The supposed heist made world-wide headlines because of the scale of the breech – an online hack of this caliber had never been achieved before. After the announcement was made, it was shortly followed by another report stating that the hacker was offering to sell the sizeable cache on an online forum on the dark web for upwards of 50 rubles – or, about 75 cents in U.S. currency. Perplexed by the minimal asking price, everyone began to question the validity of this breech. Rightly so, it seems, as the hack was nothing but a farce to gain publicity for a cyber security business.
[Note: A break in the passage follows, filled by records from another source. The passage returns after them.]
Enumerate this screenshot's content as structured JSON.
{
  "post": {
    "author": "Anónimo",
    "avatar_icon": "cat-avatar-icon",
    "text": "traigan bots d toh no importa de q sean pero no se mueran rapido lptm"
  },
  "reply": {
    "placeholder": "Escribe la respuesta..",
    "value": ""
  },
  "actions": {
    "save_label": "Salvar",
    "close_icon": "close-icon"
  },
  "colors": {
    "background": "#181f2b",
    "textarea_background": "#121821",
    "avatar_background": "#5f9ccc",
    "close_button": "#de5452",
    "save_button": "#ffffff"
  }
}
So, even though the hack wasn’t real and no information was actually stolen, why is this still an important event to note? While companies like Google and Yahoo are consistently working to ensure that there are no vulnerabilities in their systems, the truth of the matter is that every day hackers are also working to expose susceptibilities that networkers aren’t even aware exist. The security threat posed by hackers is becoming so viable and alarming that huge tech companies like Google will hold annual competitions in which they will pay people large sums of money if they can hack into their network – just so that vulnerabilities can be highlighted!
As we move forward with technological advances, the caliber of online hacking is just going to increase. As we’ve seen, while tech giants are doing their part to ensure security, it is nonetheless essential that you take the necessary measures to protect yourself on the individual level. A few precautionary measures taken today, can ensure the safety of your information online as we move through the inevitable advancement of hacker culture.